Start of EXERCISE INPUTS

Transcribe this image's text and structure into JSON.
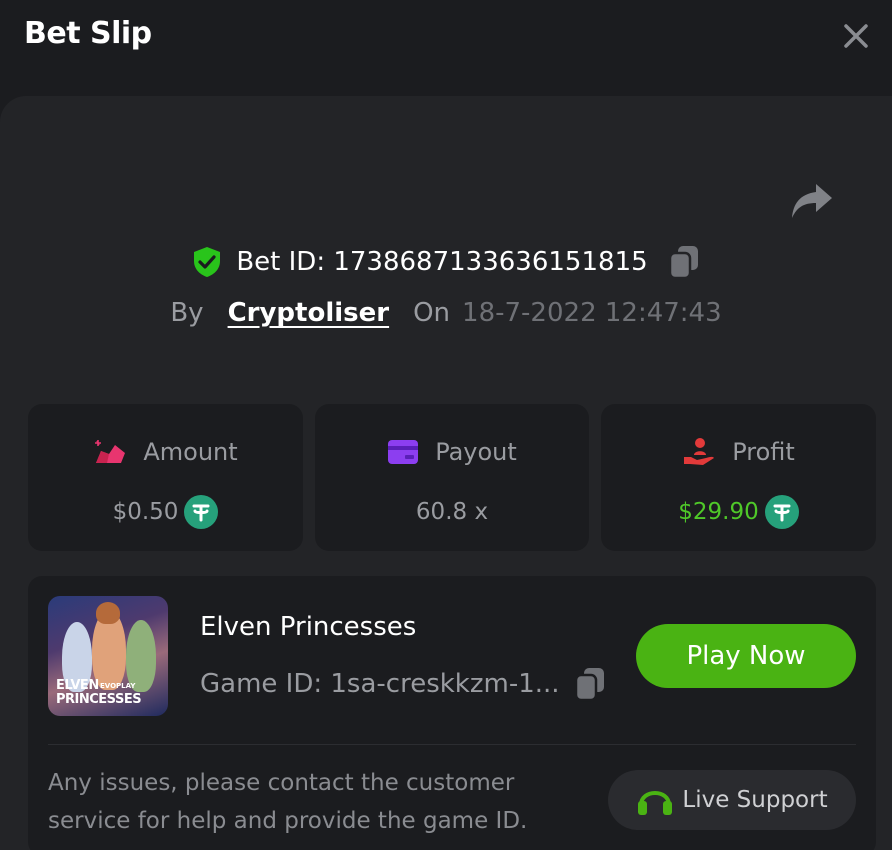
{
  "header": {
    "title": "Bet Slip"
  },
  "bet": {
    "id_label": "Bet ID: 1738687133636151815",
    "by_label": "By",
    "user": "Cryptoliser",
    "on_label": "On",
    "date": "18-7-2022 12:47:43"
  },
  "stats": {
    "amount": {
      "label": "Amount",
      "value": "$0.50"
    },
    "payout": {
      "label": "Payout",
      "value": "60.8 x"
    },
    "profit": {
      "label": "Profit",
      "value": "$29.90"
    }
  },
  "game": {
    "name": "Elven Princesses",
    "id_label": "Game ID: 1sa-creskkzm-1...",
    "thumb_line1": "ELVEN",
    "thumb_brand": "EVOPLAY",
    "thumb_line2": "PRINCESSES",
    "play_label": "Play Now"
  },
  "support": {
    "help_text": "Any issues, please contact the customer service for help and provide the game ID.",
    "live_label": "Live Support"
  },
  "colors": {
    "accent_green": "#4ab313",
    "profit_green": "#4fc829",
    "tether": "#26a17b",
    "amount_pink": "#e8356f",
    "payout_purple": "#8c3ef0",
    "profit_red": "#e23a3a"
  },
  "icons": {
    "close": "close-icon",
    "share": "share-icon",
    "shield": "shield-check-icon",
    "copy": "copy-icon",
    "amount": "chips-icon",
    "payout": "card-icon",
    "profit": "hand-user-icon",
    "coin": "tether-icon",
    "headset": "headset-icon"
  }
}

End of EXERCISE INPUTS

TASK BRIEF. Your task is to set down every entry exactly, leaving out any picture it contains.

SOLVED EXERCISE.
Transcribe this image's text and structure into JSON.
{
  "header": {
    "title": "Bet Slip"
  },
  "bet": {
    "id_label": "Bet ID: 1738687133636151815",
    "by_label": "By",
    "user": "Cryptoliser",
    "on_label": "On",
    "date": "18-7-2022 12:47:43"
  },
  "stats": {
    "amount": {
      "label": "Amount",
      "value": "$0.50"
    },
    "payout": {
      "label": "Payout",
      "value": "60.8 x"
    },
    "profit": {
      "label": "Profit",
      "value": "$29.90"
    }
  },
  "game": {
    "name": "Elven Princesses",
    "id_label": "Game ID: 1sa-creskkzm-1...",
    "thumb_line1": "ELVEN",
    "thumb_brand": "EVOPLAY",
    "thumb_line2": "PRINCESSES",
    "play_label": "Play Now"
  },
  "support": {
    "help_text": "Any issues, please contact the customer service for help and provide the game ID.",
    "live_label": "Live Support"
  },
  "colors": {
    "accent_green": "#4ab313",
    "profit_green": "#4fc829",
    "tether": "#26a17b",
    "amount_pink": "#e8356f",
    "payout_purple": "#8c3ef0",
    "profit_red": "#e23a3a"
  },
  "icons": {
    "close": "close-icon",
    "share": "share-icon",
    "shield": "shield-check-icon",
    "copy": "copy-icon",
    "amount": "chips-icon",
    "payout": "card-icon",
    "profit": "hand-user-icon",
    "coin": "tether-icon",
    "headset": "headset-icon"
  }
}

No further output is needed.